"We will need to have agreement at the highest level and very publicly and we will need to deliver those commitments into local arrangements that can be depended on", Griffiths continued.

Griffiths told Reuters he spoke to General Abdel Fattah al-Burhan, in command of the Army, and General Mohamed Hamdan Dagalo, leading the RSF, by phone to urge them to create humanitarian corridors for aid. "It's important to me that we meet physically, face-to-face to discuss this, because we need it to be a public, accountable moment", Griffiths stated.

"It's a volatile environment, so we need those commitments", he continued.

Griffiths argued: "It's not as if we're asking for the moon. We're asking for the movement of humanitarian supplies, of people. We do this in every other country, even without ceasefires. It's a traditional humanitarian enterprise to go where others don't".

On Twitter, Griffiths urged: "Ensure safe passage for civilians fleeing areas of hostilities. Respect humanitarian workers and assets".

The UN special representative for Sudan, Volker Perthes, in an interview with Sky News, said, "all the warehouses, WFP, UNHCR [UN Refugee Agency] and others in Darfur were looted. Vehicles from the humanitarian agencies were looted. The offices of my own mission as well as offices, agencies in most of the towns of Darfur were looted. Food trucks were looted".

Perthes blamed this looting for his agency's delay in distributing aid in Sudan: "WFP lost like 4,000 metric tons of humanitarian goods. So if all this is looted - you cannot distribute it".

Perthes said: "Staff members were held at gunpoint. Staff members were thrown out of their houses by armed fighters who took positions, and houses were broken into. We had at least one case of attempted sexual assault [...] on a female staff member. Many of the houses and apartments were hit by stray shells and bullets".

The International Organization for Migration stated 70% of the 330,000 internally displaced Sudanese were from West and South Darfur.

On Tuesday, the South Sudanese foreign ministry said the army and the RSF "have agreed in principle for a seven-day truce from May 4th to 11th". In a statement, the army expressed support for extending an ongoing truce by a week and meeting leaders from South Sudan, Kenya and Djibouti, as the Intergovernmental Authority on Development (IGAD), a regional organization, suggested.

...even though they accept the ceasefire, at the same time they continue fighting and shelling the city

—Ismail Wais

Forces have agreed to several ceasefires, but none held. IGAD official Ismail Wais stated: "The two generals, even though they accept the ceasefire, at the same time they continue fighting and shelling".

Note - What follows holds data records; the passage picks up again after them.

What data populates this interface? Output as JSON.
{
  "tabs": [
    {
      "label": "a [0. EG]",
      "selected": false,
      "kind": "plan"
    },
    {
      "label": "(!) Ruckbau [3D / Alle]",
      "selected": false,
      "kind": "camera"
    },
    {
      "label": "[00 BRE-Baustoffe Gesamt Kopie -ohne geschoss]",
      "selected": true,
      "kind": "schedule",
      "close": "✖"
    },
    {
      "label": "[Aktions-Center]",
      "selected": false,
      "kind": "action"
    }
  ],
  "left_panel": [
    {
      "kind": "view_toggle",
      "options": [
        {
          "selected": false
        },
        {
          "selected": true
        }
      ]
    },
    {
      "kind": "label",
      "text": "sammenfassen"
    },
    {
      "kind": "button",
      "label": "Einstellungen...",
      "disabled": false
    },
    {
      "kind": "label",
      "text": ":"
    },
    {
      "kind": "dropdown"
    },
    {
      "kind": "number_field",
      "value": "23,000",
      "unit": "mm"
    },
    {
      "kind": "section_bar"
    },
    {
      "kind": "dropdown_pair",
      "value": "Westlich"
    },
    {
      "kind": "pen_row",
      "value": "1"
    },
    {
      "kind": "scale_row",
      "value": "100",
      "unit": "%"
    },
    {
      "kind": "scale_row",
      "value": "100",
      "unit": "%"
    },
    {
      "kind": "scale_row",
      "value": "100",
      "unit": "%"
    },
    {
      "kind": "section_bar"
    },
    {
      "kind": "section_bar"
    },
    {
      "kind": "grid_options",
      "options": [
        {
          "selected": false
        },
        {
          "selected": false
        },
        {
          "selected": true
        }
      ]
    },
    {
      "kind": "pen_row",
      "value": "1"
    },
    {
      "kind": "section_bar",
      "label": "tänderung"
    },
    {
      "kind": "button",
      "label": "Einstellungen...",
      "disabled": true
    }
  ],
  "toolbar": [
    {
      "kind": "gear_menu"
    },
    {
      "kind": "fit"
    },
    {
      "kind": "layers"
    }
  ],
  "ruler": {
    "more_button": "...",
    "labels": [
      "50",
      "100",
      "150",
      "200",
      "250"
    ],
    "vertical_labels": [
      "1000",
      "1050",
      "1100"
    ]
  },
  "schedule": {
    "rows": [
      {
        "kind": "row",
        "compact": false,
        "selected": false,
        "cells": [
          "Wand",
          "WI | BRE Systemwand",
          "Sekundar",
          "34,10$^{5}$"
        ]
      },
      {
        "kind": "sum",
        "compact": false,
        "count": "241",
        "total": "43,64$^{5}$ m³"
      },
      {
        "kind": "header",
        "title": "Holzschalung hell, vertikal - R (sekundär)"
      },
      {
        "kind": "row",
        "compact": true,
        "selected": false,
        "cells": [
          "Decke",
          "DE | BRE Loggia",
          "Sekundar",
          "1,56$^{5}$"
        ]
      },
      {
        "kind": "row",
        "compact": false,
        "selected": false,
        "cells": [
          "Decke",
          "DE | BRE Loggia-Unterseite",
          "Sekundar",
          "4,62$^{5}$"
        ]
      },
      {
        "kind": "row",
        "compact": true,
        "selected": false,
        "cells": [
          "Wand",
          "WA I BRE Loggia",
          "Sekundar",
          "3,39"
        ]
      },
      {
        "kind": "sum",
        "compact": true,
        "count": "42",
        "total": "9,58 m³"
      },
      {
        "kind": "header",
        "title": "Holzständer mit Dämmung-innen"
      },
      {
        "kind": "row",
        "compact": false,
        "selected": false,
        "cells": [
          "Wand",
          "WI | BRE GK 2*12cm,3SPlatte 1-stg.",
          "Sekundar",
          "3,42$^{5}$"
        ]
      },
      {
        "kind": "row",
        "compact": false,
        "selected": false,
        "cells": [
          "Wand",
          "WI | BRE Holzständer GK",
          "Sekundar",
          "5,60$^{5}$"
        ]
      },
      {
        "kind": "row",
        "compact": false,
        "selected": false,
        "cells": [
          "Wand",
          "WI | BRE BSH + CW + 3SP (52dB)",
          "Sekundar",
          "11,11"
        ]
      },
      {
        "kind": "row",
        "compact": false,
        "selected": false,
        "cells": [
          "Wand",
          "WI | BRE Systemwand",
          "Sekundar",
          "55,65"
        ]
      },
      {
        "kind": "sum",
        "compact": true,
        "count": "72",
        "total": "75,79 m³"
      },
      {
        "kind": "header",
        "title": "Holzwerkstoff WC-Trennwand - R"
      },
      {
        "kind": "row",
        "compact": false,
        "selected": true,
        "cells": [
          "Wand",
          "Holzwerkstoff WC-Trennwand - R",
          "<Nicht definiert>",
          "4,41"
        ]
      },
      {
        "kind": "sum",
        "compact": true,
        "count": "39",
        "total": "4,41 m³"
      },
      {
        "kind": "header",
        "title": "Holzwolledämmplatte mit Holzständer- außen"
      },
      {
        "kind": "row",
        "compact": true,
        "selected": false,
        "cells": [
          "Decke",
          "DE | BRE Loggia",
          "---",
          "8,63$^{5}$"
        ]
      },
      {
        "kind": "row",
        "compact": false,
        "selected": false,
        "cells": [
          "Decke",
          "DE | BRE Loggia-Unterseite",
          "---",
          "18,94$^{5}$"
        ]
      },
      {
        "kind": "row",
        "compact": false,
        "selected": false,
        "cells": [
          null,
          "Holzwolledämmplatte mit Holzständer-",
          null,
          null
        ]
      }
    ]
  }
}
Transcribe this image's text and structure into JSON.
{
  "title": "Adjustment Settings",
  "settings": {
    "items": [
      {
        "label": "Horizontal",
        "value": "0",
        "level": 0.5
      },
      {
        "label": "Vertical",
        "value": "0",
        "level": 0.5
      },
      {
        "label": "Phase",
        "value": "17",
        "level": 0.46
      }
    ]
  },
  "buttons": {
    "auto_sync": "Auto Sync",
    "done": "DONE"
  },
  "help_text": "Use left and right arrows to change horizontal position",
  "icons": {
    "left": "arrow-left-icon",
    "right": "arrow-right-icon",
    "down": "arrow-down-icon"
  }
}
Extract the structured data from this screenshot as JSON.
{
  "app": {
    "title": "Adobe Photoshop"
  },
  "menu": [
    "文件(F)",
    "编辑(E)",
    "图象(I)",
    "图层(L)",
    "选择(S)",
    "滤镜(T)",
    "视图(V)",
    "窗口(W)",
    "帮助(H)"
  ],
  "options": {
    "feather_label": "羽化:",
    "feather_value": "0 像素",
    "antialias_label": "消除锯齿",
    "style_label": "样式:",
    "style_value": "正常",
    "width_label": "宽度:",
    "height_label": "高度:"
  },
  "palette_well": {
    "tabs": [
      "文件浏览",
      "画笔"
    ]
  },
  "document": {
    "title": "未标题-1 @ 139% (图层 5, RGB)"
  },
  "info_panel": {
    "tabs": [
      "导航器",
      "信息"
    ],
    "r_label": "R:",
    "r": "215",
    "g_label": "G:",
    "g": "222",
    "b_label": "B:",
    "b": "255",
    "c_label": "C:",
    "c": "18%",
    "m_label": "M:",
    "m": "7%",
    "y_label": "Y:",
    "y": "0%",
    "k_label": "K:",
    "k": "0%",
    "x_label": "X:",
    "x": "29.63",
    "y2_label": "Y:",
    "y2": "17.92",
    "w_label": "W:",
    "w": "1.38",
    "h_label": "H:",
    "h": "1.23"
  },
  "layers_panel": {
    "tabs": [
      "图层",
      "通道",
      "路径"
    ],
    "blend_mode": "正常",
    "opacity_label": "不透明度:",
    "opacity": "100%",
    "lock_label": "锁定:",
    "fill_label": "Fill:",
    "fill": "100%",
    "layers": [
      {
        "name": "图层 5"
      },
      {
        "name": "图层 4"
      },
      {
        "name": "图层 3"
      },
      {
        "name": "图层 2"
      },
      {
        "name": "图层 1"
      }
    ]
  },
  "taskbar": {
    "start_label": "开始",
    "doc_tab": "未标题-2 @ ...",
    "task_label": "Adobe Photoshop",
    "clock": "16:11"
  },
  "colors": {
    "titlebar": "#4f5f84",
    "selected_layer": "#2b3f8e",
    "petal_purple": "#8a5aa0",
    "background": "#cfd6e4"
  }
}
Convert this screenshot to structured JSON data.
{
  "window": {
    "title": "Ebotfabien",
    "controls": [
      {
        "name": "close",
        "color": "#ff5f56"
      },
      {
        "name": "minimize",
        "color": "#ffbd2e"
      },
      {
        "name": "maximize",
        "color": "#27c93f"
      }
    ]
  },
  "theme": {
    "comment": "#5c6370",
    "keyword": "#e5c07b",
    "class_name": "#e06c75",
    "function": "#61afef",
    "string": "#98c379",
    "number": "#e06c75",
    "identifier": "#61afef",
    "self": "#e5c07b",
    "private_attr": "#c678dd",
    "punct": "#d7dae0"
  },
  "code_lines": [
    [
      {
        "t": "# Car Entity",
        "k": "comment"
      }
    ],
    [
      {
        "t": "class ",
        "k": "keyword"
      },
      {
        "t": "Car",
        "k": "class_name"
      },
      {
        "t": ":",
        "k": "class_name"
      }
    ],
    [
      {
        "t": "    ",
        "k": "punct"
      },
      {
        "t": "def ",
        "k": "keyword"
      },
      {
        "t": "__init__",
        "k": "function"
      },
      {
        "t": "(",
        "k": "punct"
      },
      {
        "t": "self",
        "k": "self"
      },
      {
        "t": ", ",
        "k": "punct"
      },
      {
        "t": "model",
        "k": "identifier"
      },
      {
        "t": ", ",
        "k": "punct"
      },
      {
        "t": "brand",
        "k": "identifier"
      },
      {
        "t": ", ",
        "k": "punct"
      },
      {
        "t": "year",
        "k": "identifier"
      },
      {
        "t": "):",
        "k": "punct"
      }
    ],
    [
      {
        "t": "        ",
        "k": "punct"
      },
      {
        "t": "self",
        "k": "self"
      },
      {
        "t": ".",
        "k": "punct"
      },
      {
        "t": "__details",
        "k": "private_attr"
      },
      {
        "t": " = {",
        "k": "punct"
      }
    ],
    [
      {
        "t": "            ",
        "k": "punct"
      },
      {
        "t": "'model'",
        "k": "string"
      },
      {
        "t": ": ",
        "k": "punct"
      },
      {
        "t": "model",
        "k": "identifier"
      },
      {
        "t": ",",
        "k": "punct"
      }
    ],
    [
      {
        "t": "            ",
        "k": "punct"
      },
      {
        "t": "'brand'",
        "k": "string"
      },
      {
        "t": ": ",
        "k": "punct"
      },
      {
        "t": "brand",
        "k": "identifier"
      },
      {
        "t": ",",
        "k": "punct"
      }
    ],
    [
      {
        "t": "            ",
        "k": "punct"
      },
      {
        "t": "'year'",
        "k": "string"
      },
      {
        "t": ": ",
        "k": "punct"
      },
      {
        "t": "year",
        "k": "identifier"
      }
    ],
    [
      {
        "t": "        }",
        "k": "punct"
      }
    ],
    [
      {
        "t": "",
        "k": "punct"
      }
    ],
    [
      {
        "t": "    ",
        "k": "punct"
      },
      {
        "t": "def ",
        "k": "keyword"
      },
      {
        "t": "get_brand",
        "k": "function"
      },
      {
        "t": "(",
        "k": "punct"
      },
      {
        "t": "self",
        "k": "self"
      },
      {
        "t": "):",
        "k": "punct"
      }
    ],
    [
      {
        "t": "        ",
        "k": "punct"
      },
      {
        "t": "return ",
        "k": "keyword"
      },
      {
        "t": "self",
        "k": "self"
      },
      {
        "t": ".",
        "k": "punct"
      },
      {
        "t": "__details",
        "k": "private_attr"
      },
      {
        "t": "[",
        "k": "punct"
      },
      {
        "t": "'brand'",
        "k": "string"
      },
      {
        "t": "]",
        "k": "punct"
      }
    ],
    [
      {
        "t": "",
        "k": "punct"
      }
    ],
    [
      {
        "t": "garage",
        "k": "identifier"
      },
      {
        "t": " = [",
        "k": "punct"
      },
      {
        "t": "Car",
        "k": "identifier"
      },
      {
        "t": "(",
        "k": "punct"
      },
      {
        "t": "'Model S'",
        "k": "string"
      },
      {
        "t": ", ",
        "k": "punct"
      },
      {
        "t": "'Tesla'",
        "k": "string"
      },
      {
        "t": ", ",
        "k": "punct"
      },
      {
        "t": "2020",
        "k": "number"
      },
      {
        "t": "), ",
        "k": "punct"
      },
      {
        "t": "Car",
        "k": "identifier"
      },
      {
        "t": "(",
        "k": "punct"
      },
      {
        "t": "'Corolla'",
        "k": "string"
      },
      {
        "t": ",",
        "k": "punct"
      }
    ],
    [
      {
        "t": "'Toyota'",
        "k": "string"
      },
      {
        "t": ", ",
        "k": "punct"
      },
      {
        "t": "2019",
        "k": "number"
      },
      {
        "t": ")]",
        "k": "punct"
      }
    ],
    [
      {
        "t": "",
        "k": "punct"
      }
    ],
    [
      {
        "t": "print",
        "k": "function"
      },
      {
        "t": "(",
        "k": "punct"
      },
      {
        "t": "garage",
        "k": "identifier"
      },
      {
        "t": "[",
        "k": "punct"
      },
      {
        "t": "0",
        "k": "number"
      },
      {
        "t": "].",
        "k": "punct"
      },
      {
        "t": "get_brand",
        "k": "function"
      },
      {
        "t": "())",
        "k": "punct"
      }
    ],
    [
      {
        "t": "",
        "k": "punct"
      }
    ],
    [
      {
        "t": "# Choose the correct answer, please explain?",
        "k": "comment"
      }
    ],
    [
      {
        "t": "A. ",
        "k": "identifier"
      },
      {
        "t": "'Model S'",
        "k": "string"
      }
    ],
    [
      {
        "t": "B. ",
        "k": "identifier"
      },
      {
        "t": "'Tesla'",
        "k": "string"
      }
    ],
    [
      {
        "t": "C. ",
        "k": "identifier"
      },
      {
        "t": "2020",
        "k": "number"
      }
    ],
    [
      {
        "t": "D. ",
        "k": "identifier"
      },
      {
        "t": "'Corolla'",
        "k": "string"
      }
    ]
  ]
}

He declared the continued fighting "compounds and complicates the political, security and humanitarian situation on the ground making it harder to resolve".

Perthes told Sky of the talks: "The idea is to actually bring them physically together to agree face-to-face on some of the modalities of a ceasefire — which is more than just a declaration of 'we're going to stop the fighting'".

In 2019, the Sudanese Army overthrew President Omar al-Bashir after protests, ending his 30 years in power, and forming a joint government with civilians. After a 2021 coup, with Dagalo as his deputy, al-Burhan led the council of generals ruling Sudan.

The two generals disagreed over the process of the transition to democracy and who would command an army integrated with the RSF. The RSF shifted fighters around Sudan, which, according to the BBC, the army interpreted as a threat, prompting fighting to begin on April 15.

The 100,000-fighter RSF is a successor to the Janjaweed militia, whom al-Bashir deployed against rebels from Darfur's ethnic minority.